Starting a business is hard enough, but scaling up to a successful and lucrative exit is even harder. Securing early stage venture financing is usually the best way to accelerate and sustain growth, but with the variety of financing options available, how do you figure out the best course of action? What is the best alternative to VC, and at what point in your business growth do other sources of funding make sense?
Choosing the right financing partner can be tedious, as it must align with your mission, values and objectives. Otherwise, you’ll get stuck in a relationship that’s not aligned with your goals and may end up taking less ownership than expected.
Here’s an overview of how alternative financing came about, how it can benefit high-growth SaaS startups, and how to know if it’s right for you.
The evolution of alternative financing
There is a lack of non-dilutive financing options for growth-stage recurring revenue businesses. We have found that traditional sources of debt (such as banks) simply prefer to extend debt to companies with many assets from which collateral can be obtained.
Any dollar dormant in a savings account or traditional short-term/liquid debt instrument is vulnerable to a real loss of value as inflation skyrockets.
When it comes to SaaS or low-asset business models, there is simply no asset base to collateralise, which makes traditional debt providers uncomfortable. In addition, while subscription or recurring revenue business models are technically not new, they have not been sufficiently supported. SaaS companies often cannot obtain financing from traditional banks until they are profitable and/or have received institutional venture capital.
This rules-based approach is pragmatic, but results in a huge market gap for startup companies that have achieved product-market fit and serious revenue growth. If they don’t fit on the “checklist”, they are simply thrown in the backlog until all the boxes can be checked, regardless of the underlying traction.
Revenue financing gives founders more control over their decisions without compromising board seats.

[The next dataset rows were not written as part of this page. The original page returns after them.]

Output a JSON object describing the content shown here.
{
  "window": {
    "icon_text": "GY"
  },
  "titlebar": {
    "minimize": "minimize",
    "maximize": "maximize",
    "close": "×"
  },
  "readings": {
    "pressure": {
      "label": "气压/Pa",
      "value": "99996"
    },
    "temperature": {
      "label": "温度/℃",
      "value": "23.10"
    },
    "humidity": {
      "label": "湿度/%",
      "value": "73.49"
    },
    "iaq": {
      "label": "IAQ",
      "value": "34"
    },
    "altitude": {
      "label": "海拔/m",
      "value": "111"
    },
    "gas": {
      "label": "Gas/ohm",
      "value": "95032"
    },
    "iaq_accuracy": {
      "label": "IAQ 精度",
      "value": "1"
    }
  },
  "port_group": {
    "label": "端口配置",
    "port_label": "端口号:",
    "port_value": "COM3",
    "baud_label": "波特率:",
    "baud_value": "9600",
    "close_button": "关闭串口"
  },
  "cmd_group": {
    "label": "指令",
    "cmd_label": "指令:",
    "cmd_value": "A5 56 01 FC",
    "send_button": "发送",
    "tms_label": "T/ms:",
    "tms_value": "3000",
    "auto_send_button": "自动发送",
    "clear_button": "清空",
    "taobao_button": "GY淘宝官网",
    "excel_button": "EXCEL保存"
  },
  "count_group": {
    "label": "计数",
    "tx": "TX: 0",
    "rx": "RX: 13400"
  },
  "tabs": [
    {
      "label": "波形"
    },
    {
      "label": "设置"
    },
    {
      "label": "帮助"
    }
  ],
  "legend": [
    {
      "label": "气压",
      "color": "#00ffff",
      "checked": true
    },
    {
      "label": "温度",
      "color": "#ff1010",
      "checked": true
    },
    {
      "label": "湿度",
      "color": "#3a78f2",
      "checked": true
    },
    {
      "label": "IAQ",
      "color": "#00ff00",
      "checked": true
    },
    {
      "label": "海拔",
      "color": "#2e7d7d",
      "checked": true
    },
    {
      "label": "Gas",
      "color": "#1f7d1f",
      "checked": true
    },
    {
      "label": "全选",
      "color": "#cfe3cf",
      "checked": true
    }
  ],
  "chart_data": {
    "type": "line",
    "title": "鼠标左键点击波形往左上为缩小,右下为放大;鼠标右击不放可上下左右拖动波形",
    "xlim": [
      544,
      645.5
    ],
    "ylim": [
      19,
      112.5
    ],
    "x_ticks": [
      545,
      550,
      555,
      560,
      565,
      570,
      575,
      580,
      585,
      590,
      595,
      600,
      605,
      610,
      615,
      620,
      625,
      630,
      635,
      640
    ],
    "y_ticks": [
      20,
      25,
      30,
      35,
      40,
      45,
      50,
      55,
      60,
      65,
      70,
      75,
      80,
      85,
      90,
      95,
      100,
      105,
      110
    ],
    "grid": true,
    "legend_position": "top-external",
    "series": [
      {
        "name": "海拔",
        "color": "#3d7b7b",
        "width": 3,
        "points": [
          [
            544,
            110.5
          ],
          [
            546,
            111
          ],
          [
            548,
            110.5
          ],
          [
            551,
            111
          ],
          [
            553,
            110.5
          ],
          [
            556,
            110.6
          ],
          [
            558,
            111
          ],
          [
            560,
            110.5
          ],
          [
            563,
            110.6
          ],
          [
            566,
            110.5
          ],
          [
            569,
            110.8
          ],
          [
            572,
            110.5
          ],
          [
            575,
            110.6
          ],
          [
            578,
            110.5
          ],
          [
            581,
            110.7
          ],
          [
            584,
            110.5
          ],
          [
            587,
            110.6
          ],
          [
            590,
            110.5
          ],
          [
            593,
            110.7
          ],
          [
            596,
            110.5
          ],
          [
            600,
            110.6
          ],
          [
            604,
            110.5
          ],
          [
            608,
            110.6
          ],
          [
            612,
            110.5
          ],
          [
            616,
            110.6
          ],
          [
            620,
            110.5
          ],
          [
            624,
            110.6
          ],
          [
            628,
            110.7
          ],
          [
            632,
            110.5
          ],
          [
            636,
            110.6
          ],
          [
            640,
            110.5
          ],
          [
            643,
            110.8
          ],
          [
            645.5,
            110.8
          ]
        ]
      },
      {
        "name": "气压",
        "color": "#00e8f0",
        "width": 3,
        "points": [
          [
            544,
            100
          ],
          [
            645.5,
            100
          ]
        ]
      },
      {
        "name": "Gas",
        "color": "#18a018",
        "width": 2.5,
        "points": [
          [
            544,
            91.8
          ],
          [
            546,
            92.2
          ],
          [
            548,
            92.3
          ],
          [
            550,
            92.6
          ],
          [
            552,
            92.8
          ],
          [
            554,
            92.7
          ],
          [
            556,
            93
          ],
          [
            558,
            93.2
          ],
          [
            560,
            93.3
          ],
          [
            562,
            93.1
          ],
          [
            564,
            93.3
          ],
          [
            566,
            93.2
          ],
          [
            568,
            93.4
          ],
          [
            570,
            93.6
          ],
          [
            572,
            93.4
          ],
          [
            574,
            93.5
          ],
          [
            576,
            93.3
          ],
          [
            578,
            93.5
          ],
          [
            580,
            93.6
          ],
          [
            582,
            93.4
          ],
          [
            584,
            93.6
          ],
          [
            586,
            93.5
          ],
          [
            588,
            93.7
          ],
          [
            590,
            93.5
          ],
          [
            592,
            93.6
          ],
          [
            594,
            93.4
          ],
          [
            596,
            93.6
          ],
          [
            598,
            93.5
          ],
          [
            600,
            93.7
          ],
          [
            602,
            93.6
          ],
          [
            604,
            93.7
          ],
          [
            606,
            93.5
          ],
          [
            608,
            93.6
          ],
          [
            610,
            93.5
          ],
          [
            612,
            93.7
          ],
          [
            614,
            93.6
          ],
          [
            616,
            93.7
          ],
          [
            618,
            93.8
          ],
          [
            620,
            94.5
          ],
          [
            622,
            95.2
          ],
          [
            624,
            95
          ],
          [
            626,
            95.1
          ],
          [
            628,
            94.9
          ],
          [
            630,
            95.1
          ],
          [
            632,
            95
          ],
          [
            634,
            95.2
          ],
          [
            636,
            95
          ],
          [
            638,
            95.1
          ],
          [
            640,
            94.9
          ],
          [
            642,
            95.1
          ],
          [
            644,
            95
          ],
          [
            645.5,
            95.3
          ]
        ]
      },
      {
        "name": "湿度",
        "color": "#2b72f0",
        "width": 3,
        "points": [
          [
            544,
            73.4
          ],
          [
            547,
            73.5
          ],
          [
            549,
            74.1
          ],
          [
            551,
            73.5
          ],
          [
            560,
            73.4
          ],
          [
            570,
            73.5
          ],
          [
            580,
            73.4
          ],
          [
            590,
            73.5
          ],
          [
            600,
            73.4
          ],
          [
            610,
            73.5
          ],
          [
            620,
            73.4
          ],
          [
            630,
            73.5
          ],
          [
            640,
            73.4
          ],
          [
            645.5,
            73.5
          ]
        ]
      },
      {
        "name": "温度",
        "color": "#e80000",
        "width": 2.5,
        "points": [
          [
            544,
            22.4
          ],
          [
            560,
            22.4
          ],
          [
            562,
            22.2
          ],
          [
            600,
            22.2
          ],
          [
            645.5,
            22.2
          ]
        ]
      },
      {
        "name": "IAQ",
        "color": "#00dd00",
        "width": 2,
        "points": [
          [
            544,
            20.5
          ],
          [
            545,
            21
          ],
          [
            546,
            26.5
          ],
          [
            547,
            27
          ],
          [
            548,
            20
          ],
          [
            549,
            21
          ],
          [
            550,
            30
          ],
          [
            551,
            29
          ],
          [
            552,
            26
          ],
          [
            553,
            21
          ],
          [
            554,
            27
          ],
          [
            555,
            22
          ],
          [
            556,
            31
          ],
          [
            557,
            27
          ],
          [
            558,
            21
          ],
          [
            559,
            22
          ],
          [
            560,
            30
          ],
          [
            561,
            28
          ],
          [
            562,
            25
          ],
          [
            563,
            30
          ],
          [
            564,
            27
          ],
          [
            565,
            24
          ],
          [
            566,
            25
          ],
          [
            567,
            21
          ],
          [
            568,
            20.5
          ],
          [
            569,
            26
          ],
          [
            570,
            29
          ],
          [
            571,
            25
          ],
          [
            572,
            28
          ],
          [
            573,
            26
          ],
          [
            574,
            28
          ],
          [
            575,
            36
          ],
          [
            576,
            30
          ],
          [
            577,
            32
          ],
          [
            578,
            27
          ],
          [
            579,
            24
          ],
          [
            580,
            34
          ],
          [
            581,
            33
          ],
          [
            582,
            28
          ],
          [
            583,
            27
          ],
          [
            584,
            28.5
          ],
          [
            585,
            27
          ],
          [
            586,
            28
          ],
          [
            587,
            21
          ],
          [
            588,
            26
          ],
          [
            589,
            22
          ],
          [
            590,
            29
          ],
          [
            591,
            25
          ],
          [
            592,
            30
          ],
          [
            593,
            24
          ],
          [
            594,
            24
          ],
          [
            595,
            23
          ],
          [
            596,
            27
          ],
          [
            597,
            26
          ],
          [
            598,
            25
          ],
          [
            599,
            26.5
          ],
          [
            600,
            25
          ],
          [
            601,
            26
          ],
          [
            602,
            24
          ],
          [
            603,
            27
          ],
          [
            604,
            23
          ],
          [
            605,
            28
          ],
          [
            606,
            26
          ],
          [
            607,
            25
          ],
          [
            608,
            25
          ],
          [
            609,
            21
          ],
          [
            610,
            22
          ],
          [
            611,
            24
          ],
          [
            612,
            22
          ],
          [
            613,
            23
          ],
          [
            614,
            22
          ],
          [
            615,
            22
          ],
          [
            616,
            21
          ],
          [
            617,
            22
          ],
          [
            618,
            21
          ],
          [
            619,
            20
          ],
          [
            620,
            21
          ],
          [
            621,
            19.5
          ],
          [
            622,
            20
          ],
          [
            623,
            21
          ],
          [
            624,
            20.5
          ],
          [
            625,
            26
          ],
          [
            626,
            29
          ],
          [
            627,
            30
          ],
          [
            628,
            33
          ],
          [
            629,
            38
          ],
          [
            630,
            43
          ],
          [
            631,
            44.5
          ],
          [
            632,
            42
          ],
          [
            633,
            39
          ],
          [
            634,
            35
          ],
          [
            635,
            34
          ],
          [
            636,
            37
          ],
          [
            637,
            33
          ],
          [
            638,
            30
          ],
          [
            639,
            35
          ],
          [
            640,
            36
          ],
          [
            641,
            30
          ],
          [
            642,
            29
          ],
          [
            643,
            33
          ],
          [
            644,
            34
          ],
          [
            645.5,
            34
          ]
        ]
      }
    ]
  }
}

SaaS companies can especially benefit from this model, as it promotes future revenue from customers who are already signed up.
Revenue financing enables companies with a healthy growth trajectory to gain instant access to future cash flows from their customers’ monthly payments. Another advantage is that borrowers’ credit limits can be adjusted according to their monthly expected growth, and they can withdraw money when they need it.